    First, suppose that we see the evolution of a race of self-centred aggressive ecologically irresponsible creatures having a lot of human DNA. If what I am saying is right we should think twice about giving them opportunities, for example leaving them a planet suitable for their kind of life. We might instead favour some non-human species that will by flourishing wreak havoc on them and their plans. Second, suppose that we foresee the evolution of beings that can accomplish what we value better than we can. (For example, they can care for the planet and for one another much better than we do. Not so difficult.) A complication is that such advanced beings are unlikely to share all our values. They would have thought things through to a depth that eludes us. They might think of us as being on the right track in a bumbling primitive way, and we might think of them as striving for what we would want if only we could think it out well enough. So instead of saying "they want what we want, so more power to them", we should say "their values are developments of our values, so we should allow them to exercise their better judgement". Allowing for this complication, we should prepare the way for these second creatures, making sacrifices if need be to leave them a suitable planet and not restricting their possibilities on and beyond earth more than we need to.

     

    I built my exposition on an analogy with debates about personal identity. But in fact the issues that we have been led to are more real than those connected with philosophical themes of personal identity. The possible cases that arise there have only a suggestive relation to anything that actually happens in human life. But troubling questions about future species and their relation to present humans are not at all thought-experimental.
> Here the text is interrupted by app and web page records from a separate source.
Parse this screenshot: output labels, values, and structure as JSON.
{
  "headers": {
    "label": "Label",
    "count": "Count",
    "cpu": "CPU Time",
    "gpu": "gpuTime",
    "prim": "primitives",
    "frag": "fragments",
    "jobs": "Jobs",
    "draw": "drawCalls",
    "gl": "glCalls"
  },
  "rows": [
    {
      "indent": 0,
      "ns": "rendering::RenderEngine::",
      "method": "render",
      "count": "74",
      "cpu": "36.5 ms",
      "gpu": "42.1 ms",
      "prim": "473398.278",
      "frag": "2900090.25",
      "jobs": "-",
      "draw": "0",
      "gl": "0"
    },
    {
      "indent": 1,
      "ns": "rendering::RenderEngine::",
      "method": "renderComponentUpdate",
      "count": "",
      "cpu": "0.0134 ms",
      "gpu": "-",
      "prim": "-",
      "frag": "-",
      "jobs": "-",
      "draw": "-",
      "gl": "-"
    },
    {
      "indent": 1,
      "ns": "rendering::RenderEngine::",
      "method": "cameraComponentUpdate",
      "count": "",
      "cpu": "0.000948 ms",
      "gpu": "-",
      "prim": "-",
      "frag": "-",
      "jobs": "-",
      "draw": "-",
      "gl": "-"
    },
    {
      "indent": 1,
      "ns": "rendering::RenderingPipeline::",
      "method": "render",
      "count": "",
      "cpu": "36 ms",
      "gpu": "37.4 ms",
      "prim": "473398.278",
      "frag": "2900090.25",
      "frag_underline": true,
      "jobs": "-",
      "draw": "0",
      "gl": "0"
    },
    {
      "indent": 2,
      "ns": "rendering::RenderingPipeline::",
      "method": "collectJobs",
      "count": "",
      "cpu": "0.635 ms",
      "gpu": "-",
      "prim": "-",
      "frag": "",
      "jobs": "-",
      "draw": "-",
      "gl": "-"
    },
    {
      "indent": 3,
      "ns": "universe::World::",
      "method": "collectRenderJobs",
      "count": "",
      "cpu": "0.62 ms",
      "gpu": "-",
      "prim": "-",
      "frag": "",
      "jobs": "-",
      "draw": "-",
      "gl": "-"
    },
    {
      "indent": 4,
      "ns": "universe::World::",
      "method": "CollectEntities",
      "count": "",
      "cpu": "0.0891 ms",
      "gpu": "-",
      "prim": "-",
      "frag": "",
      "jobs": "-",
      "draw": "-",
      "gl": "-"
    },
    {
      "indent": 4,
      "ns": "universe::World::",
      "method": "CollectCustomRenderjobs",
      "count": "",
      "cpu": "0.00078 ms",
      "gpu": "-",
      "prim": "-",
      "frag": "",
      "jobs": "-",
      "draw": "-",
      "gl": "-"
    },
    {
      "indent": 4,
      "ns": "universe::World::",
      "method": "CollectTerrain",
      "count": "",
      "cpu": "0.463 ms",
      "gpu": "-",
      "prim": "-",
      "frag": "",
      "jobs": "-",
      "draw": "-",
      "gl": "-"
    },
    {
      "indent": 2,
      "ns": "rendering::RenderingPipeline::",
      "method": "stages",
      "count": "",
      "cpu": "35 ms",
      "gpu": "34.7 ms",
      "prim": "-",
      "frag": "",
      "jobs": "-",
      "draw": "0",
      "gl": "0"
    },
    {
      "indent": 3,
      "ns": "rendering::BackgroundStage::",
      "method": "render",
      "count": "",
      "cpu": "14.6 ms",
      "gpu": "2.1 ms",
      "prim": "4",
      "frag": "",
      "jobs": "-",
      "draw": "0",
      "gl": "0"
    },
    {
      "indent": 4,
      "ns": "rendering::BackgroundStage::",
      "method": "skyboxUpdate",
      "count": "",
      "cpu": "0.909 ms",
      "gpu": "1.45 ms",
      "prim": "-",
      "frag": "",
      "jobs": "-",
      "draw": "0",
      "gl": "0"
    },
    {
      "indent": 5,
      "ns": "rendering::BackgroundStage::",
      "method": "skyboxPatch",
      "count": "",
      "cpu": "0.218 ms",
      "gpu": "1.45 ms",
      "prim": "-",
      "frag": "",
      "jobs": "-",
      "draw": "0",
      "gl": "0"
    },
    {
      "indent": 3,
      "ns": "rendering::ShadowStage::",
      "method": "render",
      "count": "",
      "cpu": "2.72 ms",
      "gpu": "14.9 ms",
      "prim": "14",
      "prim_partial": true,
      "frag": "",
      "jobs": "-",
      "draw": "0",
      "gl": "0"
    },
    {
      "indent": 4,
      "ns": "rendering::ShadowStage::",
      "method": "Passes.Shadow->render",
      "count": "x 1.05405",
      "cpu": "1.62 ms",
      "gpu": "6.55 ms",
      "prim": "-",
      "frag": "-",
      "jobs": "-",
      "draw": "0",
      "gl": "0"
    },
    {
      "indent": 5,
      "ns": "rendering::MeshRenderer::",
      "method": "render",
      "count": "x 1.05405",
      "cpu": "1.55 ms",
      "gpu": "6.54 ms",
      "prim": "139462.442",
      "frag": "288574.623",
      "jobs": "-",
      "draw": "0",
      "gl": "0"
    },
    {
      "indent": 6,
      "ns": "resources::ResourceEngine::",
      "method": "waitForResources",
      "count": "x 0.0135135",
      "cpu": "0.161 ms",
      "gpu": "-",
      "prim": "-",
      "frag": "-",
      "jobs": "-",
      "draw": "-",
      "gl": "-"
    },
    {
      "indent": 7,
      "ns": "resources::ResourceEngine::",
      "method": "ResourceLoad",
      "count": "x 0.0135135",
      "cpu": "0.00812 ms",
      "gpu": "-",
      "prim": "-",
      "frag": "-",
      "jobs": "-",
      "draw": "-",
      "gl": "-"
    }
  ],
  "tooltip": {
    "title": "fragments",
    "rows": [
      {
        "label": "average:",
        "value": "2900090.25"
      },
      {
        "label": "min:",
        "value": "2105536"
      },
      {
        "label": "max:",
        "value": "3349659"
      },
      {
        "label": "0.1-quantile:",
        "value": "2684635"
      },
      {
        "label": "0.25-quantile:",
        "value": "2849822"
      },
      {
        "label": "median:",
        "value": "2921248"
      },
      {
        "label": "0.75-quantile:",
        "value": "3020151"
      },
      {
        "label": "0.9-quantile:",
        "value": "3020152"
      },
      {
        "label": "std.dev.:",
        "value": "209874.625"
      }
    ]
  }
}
There will be such future species and we do now have options that should make us think what we should leave behind for them and how we can make their interests easier or harder to achieve.

     

    (This post is a development of one theme in the final chapter of my recent short book Should we Colonize other Planets?)